The Law Office of David E. Gordon hosted their first ever scholarship contest this year. We asked applicants to answer the following prompt in an essay or video:
WHAT CAN BE DONE IN OUR SOCIETY TO PROMOTE A GREATER RESPECT FOR CIVIL RIGHTS AND FOR LAW ENFORCEMENT? You must submit an original essay of no more than 600 words or an original video of no longer than two minutes that addresses the this topic.
We received many fantastic entries but could only choose two winners. Our two scholarship winners are:
Sharon is a high school senior who will be pursuing a degree in Computer Science. She describes herself as “an aspiring computer science researcher and entrepreneur” who has founded two organizations:
In addition, she has been featured on Fox 5 New York, Voice of America, The Huffington Post, Crains, and several other media outlets, and has written for KidSpirit Online, AFA, Imagine, and Muse Magazine. She is also a White House Champion of Change and the New York City Youth Poet Laureate.
Watch Sharon’s video submission:
Kathryn is pursuing a degree in Horticulture from Central Lakes College in Brainerd, Minnesota.
She enjoys working her family’s farm, working outdoors, and teaching young children about life outdoors and farming. She describes herself as “driven individual” with “Jesus as the central focus” of her life.
Kathryn’s essay submission:
The candy was being caught by children and parents alike, until an unfortunate passerby was hit by a piece. After this grievance, policemen were sent to the rooftop in order to discourage the candy throwers. Every child or teen on the roof obeyed the policemen except one. This girl behaved stubbornly and rudely towards the police. Why would a girl not much older than my own seventeen years behave in such a blatantly defiant display towards authority? I did not understand this girl or her reaction towards the policemen because my parents raised me to respect those in authority over me. However, countless parents nowadays disregard teaching their children this vital lesson; therefore, numerous individuals today behave atrociously towards police officers. I believe that parents need to teach respect for authority to their children in order for society as a whole to develop more respect for law enforcement.
How is this accomplished? One easy way for parents to teach their children respect for law enforcement is to have respect for law enforcement themselves. As Julie Sander, a mother and blogger said, “A child’s attitude towards police begins with a parent’s attitude towards police,” (Sander). If parents are constantly complaining or negatively referring to policemen, then children will reflect the same attitudes as their parents. However, if a child’s parents are praising policemen for capturing villains or encouraging to the men and women of the force continuing to perform the actions of their jobs, then this child will add these characteristics to him or herself too. This is one of the simplest approaches for parents to teach respect for authority to their children.
Another technique that parents can utilize to teach their children respect for law enforcement is to pray for law enforcement. Prayer is a powerful speaking tool that everyone possesses, and if a parent begins to pray with his or her child for individuals serving the community as policemen, it will become difficult for this child to harbor anger or bitterness towards policemen.
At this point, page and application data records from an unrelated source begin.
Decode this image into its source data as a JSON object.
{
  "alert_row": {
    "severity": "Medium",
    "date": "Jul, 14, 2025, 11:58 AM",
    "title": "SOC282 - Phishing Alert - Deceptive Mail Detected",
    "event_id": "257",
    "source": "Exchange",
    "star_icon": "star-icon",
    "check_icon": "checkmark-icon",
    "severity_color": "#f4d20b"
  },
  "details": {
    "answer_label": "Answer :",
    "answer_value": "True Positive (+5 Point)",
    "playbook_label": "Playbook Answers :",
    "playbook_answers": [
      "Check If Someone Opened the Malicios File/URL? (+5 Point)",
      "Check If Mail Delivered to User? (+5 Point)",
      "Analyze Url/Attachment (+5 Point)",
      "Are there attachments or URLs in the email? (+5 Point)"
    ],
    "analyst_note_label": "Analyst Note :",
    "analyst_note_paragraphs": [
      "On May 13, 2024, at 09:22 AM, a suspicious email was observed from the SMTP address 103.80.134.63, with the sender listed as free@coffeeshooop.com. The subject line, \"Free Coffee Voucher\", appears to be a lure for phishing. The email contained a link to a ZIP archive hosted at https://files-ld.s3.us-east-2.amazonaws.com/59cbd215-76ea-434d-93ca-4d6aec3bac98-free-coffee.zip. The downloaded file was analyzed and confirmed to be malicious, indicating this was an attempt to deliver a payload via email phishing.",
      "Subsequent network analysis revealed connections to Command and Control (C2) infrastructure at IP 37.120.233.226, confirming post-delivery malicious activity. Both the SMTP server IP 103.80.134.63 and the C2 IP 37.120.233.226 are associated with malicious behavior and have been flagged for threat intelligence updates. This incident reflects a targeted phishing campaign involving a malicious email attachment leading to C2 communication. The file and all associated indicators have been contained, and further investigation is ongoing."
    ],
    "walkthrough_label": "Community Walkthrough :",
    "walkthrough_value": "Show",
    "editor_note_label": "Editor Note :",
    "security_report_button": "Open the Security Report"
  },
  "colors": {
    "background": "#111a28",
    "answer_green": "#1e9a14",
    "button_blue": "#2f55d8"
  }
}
In the Bible, it says that we are supposed to pray for those who persecute us. This is an extremely difficult concept for anyone to accomplish; however, it is possible with God, and if a child watches a parent praying for those police officers that he or she does not believe are upholding the law, then not only will this child gain respect for law enforcement, but the child will learn to pray for those whom he or she considers persecutors in his or her own life as well.
In conclusion, society as a whole can change to respect law enforcement through teaching respect to the younger generation. No one is perfect; therefore, mistakes by both policemen and citizens are expected. However, if the younger generation is taught how to work through these problems through their actions and prayer, society can totally change into a place that views police officers with both respect and as individuals who will make mistakes. The question is, will you teach the next generation disrespect or respect for law enforcement?